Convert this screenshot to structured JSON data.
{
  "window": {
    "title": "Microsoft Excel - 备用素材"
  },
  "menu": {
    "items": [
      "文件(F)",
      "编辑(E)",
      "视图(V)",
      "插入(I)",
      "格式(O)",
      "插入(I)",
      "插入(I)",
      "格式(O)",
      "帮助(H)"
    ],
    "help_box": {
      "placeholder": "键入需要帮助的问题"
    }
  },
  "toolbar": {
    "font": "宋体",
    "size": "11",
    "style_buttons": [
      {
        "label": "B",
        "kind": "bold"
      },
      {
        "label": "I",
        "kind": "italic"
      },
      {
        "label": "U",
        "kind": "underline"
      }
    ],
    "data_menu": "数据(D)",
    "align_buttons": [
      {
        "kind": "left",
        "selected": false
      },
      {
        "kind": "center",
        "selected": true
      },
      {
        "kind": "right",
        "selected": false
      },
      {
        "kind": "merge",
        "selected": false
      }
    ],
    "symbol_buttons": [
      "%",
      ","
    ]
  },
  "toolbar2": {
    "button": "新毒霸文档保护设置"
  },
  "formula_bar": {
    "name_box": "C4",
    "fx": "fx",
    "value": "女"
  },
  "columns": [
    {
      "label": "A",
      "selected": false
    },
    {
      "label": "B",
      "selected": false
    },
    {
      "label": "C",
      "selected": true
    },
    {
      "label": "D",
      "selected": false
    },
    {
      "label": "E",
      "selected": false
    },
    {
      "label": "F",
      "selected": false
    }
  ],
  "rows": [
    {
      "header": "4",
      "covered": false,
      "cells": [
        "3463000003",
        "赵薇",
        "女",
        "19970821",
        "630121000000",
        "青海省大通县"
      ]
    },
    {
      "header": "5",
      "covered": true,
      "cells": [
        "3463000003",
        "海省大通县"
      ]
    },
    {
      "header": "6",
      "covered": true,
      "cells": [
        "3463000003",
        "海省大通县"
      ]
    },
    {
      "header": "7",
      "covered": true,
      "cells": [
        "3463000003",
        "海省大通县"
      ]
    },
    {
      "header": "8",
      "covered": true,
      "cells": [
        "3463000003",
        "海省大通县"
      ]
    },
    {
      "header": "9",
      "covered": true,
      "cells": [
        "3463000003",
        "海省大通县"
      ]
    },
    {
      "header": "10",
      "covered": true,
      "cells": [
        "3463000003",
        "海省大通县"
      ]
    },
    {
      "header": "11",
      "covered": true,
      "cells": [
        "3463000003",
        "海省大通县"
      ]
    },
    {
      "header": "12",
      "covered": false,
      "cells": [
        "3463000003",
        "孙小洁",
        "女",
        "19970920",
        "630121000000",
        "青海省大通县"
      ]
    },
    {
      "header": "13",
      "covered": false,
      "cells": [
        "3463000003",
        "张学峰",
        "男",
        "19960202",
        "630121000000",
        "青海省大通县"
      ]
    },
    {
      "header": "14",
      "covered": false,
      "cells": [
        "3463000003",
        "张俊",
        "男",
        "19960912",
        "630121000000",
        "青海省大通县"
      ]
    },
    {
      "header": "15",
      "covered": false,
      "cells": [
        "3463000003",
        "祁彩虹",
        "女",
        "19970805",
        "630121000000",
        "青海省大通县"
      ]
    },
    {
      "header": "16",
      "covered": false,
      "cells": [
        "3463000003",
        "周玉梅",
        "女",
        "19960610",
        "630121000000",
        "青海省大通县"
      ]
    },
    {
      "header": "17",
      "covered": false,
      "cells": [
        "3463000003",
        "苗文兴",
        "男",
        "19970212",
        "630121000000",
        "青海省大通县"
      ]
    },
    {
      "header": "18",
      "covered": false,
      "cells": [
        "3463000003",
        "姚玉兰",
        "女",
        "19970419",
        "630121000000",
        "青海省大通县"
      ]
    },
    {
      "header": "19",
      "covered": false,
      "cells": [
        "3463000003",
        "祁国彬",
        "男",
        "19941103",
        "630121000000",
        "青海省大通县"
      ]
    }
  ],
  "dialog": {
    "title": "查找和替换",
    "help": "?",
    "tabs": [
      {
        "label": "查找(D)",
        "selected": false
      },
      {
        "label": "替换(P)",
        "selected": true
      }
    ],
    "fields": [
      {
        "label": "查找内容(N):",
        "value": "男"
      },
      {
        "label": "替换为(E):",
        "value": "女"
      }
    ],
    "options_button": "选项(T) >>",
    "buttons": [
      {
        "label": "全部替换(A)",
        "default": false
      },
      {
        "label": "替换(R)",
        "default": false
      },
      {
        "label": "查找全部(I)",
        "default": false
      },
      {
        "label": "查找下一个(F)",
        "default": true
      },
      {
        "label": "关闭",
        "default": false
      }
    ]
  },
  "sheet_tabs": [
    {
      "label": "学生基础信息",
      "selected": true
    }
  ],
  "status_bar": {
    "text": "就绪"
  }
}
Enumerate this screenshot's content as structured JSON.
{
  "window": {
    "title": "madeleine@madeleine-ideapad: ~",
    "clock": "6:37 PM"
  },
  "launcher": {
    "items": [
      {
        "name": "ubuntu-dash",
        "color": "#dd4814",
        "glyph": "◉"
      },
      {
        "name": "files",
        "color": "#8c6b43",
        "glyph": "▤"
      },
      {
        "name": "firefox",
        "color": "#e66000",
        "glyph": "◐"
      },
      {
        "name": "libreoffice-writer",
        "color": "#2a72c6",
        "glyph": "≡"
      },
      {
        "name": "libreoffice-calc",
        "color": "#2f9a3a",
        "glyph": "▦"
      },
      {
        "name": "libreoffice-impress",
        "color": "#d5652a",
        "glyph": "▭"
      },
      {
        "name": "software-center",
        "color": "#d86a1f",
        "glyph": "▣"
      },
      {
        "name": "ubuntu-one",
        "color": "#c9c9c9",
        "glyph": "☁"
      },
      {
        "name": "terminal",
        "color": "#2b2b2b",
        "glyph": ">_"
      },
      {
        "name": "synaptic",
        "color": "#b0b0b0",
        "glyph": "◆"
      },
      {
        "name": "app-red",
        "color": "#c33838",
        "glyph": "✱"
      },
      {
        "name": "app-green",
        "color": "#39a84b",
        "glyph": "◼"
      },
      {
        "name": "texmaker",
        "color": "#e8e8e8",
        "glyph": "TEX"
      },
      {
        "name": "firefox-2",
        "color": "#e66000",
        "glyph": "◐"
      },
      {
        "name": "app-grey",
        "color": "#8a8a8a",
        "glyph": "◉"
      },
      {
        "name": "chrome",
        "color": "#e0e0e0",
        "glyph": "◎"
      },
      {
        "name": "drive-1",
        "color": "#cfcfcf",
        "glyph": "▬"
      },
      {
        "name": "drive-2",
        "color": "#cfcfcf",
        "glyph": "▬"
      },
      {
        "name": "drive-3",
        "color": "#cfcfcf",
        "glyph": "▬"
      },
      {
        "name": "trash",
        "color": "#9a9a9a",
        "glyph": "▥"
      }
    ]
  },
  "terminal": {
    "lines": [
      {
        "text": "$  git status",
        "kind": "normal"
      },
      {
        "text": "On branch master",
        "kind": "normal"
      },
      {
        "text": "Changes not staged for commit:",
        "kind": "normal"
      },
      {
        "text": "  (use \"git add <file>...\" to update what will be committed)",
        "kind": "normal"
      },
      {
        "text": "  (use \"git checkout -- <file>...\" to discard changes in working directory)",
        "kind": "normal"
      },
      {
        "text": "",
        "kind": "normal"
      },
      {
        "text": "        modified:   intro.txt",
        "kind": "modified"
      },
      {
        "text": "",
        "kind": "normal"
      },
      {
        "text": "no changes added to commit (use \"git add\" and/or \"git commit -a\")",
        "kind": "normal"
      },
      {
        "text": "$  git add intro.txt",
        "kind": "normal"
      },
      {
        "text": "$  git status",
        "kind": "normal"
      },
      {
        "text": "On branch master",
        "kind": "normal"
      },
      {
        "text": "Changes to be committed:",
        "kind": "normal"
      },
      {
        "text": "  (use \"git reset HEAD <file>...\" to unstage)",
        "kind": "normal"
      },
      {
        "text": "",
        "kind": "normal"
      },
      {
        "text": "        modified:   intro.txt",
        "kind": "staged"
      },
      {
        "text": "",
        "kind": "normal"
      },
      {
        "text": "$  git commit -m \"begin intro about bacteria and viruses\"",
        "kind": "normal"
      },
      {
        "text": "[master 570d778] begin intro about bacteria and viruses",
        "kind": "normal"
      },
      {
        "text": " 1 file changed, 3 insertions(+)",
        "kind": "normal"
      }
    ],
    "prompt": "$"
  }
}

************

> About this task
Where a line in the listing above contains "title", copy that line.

> Result for this task
    "title": "Microsoft Excel - 备用素材"
    "title": "查找和替换",
    "title": "madeleine@madeleine-ideapad: ~",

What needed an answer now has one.